One of the things I’m fast discovering here in Copenhagen is that lunch is not just for whimps! – thanks mainly to Documentary Guru/Consultant and good friend Tue Steen Müller who took me to Husmann´s Vinstue for an old school Danish Documentary-style lunch. For the Record: Tue paid and wrote this appreciation of what I do entirely of his own free will!
“I got to know Doug through several sessions of EDN (European Documentary Network). We invited him along because of his enormous energy and always positive attitude to his colleagues.
Also he was – and is – a living witness of the fact that the French auteur theory ”camera comme stylo” is very much alive and practised.In these ‘pitching times’ where the amount of paperwork is growing, I know few people who like Doug ”writes” with the camera. He is present, he is observing, he is asking questions and the characters talk to him, the man behind the camera. A modern version of the Direct Cinema philosophy! It sounds so banal, but still the biggest complimet you can be given as a documentary film-maker is that the characters feel confident in your company: They are not afraid to express themselves on camera because they know that the person behind the camera will never let you down.
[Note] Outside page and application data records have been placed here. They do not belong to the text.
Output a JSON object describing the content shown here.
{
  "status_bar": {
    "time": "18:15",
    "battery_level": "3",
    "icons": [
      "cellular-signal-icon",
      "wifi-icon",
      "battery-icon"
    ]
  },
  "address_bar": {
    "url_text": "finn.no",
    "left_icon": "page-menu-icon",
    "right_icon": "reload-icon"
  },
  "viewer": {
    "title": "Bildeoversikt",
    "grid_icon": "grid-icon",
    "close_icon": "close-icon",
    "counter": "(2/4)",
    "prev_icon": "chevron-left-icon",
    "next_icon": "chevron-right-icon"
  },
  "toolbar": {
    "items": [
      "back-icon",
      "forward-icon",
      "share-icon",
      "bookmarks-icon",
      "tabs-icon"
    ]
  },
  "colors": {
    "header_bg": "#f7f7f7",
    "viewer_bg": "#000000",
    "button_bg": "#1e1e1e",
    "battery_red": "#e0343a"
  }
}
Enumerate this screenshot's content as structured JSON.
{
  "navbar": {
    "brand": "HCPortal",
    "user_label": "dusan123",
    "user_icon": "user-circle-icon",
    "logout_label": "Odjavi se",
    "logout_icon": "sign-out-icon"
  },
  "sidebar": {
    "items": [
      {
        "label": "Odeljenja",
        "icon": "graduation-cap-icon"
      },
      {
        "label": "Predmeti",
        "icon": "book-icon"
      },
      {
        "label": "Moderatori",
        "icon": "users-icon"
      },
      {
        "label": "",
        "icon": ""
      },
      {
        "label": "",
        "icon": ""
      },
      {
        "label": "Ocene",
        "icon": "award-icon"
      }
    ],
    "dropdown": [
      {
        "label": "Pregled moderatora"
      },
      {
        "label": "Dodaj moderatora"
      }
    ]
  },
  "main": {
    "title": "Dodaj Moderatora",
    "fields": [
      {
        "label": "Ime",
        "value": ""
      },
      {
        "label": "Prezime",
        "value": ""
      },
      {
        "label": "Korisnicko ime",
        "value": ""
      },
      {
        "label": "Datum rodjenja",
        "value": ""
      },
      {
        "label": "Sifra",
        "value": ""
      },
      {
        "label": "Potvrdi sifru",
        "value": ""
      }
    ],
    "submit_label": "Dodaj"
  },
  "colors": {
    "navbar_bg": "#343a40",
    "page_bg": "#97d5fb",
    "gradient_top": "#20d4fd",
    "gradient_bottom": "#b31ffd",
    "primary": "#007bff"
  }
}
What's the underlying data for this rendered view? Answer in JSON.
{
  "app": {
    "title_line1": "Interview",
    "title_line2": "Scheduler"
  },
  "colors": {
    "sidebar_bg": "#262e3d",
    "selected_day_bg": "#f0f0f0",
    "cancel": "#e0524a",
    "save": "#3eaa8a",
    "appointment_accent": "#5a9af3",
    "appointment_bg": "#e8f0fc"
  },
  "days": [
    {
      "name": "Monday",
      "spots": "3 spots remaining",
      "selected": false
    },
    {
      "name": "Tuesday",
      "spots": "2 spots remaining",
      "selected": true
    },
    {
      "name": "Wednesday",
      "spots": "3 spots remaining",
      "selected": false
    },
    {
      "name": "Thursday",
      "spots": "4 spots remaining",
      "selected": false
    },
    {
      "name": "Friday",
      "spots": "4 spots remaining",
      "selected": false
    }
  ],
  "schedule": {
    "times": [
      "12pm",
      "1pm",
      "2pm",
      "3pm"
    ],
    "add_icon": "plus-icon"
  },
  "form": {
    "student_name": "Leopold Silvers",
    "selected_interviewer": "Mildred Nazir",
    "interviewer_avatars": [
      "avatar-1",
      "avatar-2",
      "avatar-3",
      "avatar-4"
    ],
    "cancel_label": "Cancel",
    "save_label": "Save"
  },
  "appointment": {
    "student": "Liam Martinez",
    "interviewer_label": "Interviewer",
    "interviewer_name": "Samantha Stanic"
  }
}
In a tabloid media world, there is not a lot of respect demonstrated liken the one Doug gives to the young couple in Bedroom Radio. This very beautiful film about Yvonne and Gary, who try to make a living in a hard social environment in Glasgow is a small masterpiece. She is around 20 but has already three children and he has one big passion: To make radio. That is the story that is followed over a long period where he fights with the authorities as the radio transmit is illegal – right to the point where Gary dies in an accident that has nothing to do with his radio activity.
I have been travelling a lot to ex-Yugoslavia due to my work and I have found great pleasure in watching the four films that Doug has made from this region during and after the wars: Louder than Bombs and A Different Pitch with football trainer Scotty Lee as the main character who trains kids in football and in how to avoid the minefields. And Victims of Geography and See you in the Next War.
I just saw the latter again and recognised that Doug’s skills not only include that it is easy for him to win the confidence of the characters – he also conveys to us the development that happens to them as the one with Gordan, the B92 dj who grows in importance in the film. From being a person who comments on the state of Serbia and freedom, but also doubts the future in the personal black humourous way that is very characteristic for the Serbs.
Time is of course a key element for a documentary maker as Doug. He knows that you need to stay long with the characters and in the situations that unfold in a reality that is uncontrollable. You just have to be there with yourself, your camera and your personal integrity. You have to be able to catch what goes on and to listen and observe. But you also have to have a heart for people in need or for people committed to a cause like the sympathetic policeman in Harrigan´s Beat or for Peri in Kurdi, another strong, actual and relevant humanistic documentary from Doug Aubrey.
Tue Steen Müller founder of EDN: http://www.filmkommentaren.dk/